When considering change, always consider the worst thing that could happen. Rarely are any of our decisions life threatening or irrevocable. What if you do create a disaster? You may feel foolish, embarrassed, guilty, worried, or angry. You imagine a catastrophe and perceive negative, life-long repercussions. This is the worst moment of my life! It’s all over for me now. I’ll never be able to face these people again. I’ll definitely lose my job over this. My family will never forgive me.
Are you really that important? Are your actions so powerful they will alter the course of history? Unlikely. Will it alter the course of your life? Perhaps. If there is a serious negative outcome because of your poor decision or bad behavior, take responsibility, make amends, and learn something about yourself. Unburden yourself from guilt. Understand you are human, forgive yourself, and move on with your life.
The More We Learn, the Better We Do
Every day, we are faced with decisions, big and small. Should you cook or go out to eat? Should you paint the walls tan or blue? Should you stop on the way home to buy milk? Should you stay in school or not? Should you go to college? Should you join the military or seek employment? Should you get married or have a child?
There are things you did or didn’t do which moved you in one direction or another in life. At the fork in the road, you went right or left, and that decision, and all that followed, led you to where you are today.
Without the ability to see into the future, we make decisions in real time, and we usually make good decisions. Unfortunately, we have no control over all the variables which may affect the outcome. We learn from our decisions, good and bad, and the more we learn, the better we do.
Negativity is Beating You Up
We often berate ourselves after the fact. We tear ourselves apart for making a bad decision, or using poor judgment. This is akin to the Monday morning quarterback. After the event, when we have time to review, reconsider, and take in new information, we realize we should have made a different decision. However, we make decisions based on what we know at the time, not on what happens later.
We are quick to spotlight our shortcomings in these situations. We now beat ourselves up and not just about the immediate situation, but we recall other past failures.
Remember when you lost the spelling bee in third grade?
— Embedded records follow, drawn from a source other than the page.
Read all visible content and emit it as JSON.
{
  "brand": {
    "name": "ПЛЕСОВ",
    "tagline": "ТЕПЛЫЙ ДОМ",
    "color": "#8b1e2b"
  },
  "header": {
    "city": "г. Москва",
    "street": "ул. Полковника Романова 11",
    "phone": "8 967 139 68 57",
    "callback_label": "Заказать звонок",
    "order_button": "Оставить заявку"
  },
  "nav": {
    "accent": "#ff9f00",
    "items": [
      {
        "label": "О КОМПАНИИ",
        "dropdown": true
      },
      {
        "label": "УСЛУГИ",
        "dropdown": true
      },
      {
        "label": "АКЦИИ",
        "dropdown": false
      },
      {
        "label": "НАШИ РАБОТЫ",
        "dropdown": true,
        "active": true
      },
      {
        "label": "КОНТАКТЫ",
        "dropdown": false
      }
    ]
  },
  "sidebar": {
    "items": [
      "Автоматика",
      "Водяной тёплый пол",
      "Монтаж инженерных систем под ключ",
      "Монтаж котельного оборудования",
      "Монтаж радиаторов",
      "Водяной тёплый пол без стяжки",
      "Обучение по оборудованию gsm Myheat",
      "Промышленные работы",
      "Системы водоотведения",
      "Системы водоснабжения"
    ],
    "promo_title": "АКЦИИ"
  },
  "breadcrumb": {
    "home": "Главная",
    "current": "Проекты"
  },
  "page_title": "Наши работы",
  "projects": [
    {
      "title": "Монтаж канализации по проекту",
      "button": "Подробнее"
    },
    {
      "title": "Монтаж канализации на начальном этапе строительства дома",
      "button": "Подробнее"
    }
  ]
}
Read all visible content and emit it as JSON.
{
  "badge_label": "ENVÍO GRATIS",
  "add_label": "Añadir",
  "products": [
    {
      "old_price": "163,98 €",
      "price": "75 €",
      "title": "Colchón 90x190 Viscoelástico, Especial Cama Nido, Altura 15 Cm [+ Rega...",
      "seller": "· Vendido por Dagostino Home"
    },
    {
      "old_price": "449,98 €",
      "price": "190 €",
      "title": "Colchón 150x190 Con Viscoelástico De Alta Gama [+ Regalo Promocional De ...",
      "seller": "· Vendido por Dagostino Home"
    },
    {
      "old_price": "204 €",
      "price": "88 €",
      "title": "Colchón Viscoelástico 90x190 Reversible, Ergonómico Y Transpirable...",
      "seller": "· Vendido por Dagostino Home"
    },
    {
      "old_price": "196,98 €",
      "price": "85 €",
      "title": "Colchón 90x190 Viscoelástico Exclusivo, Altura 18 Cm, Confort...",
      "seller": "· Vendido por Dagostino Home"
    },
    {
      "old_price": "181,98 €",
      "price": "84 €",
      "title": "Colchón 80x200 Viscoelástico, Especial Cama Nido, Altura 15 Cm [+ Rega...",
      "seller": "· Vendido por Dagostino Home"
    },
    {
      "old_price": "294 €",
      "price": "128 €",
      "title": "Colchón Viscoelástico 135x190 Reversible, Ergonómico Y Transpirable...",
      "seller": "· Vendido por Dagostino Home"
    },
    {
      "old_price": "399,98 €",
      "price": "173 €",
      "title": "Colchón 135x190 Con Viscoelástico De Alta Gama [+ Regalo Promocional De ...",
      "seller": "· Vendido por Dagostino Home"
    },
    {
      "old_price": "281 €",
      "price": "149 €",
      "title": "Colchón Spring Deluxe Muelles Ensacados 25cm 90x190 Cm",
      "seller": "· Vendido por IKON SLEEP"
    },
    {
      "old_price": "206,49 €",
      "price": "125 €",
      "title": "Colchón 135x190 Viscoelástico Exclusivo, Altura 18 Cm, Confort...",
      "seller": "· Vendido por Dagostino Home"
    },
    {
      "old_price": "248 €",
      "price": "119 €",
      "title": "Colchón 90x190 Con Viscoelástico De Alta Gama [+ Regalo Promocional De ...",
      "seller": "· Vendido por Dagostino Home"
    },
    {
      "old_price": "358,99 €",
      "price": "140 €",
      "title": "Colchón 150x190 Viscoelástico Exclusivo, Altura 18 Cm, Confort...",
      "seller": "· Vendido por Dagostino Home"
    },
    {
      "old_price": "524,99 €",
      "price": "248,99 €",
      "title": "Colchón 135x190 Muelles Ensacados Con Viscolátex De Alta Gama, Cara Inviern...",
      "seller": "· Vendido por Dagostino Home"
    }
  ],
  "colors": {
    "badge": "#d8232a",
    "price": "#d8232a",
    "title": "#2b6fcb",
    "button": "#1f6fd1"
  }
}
Remember when you fell off your bike and ripped your new pants? What about that first date disaster? What went on during that confusing job interview? How about those unkind remarks you made that were overhead by the target of your gossip?
Ah, you are such a bad, mean, inconsiderate person! If you don’t believe it, just listen to yourself. You are tearing yourself apart with feelings of shame, blame, and guilt. You have become punitive, belittling yourself. You are lowering your self-esteem and undermining your confidence.
Why are you doing this to yourself? Why are you so harsh? Why do you demean yourself? The key word is YOU. You are doing this to yourself. If others spoke to you like this, or treated you this way, understandably you would be upset. You would be insulted and not consider this person among your friends. Are you a good friend to yourself?
You do not need to feel bad about or disappointed in yourself. Accept responsibility for your decisions and the consequences. This is a growth experience. Keep it in perspective and it will lead to better decision making the next time. Give yourself permission to make mistakes. When you set up a negative scenario of self-criticism, you are not your friend. You are sending a message to yourself and others that you are a worthless person. You have become your enemy.
This is an edited excerpt from a book by Dr. Valerie Allen, Beyond the Inkblots: Confusion to Harmony. Amazon.com/dp/1478146117
Dr. Valerie Allen is a licensed school psychologist and board certified case manager. She has taught students from elementary school through graduate studies in the fields of education and mental health. She is also a popular author of children’s books, short stories, fiction, and non-fiction. Amazon.com/author/valerieallen